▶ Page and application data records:
━━━━━━━━━━

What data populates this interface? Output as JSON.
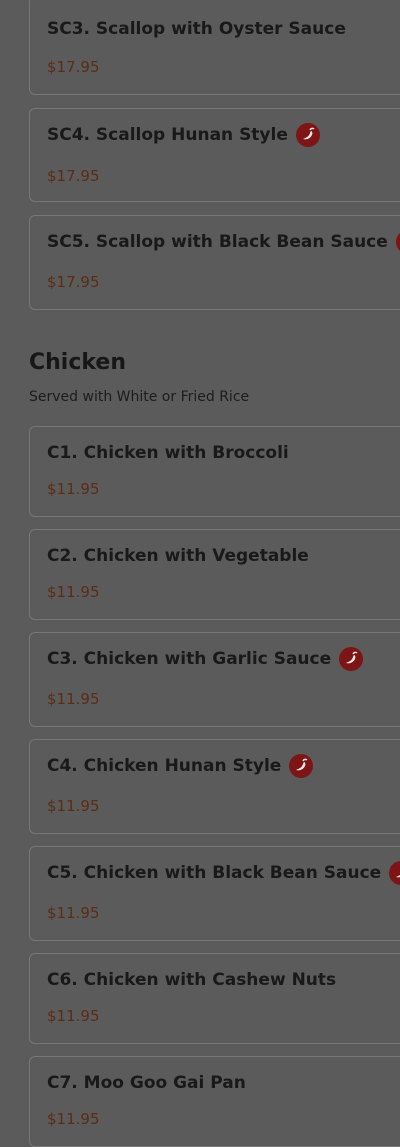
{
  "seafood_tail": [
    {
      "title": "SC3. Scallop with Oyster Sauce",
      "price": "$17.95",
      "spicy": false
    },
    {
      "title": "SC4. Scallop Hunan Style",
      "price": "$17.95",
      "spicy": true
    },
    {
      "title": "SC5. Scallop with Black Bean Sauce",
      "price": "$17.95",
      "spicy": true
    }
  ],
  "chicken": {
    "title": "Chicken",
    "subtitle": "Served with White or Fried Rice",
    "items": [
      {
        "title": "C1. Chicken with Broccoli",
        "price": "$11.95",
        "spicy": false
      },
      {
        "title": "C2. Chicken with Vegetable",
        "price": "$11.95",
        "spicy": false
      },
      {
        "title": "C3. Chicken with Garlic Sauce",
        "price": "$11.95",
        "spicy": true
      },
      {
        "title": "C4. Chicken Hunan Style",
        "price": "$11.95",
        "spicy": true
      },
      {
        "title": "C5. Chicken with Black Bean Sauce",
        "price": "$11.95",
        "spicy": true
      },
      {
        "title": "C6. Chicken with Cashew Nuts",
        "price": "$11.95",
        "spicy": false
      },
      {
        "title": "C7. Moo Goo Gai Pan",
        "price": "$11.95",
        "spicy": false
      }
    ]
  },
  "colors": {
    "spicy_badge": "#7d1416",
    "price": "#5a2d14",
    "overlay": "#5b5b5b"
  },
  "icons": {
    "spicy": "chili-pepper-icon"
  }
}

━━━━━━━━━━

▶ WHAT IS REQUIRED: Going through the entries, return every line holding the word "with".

▶ ANSWER SECTION:
      "title": "SC3. Scallop with Oyster Sauce",
      "title": "SC5. Scallop with Black Bean Sauce",
    "subtitle": "Served with White or Fried Rice",
        "title": "C1. Chicken with Broccoli",
        "title": "C2. Chicken with Vegetable",
        "title": "C3. Chicken with Garlic Sauce",
        "title": "C5. Chicken with Black Bean Sauce",
        "title": "C6. Chicken with Cashew Nuts",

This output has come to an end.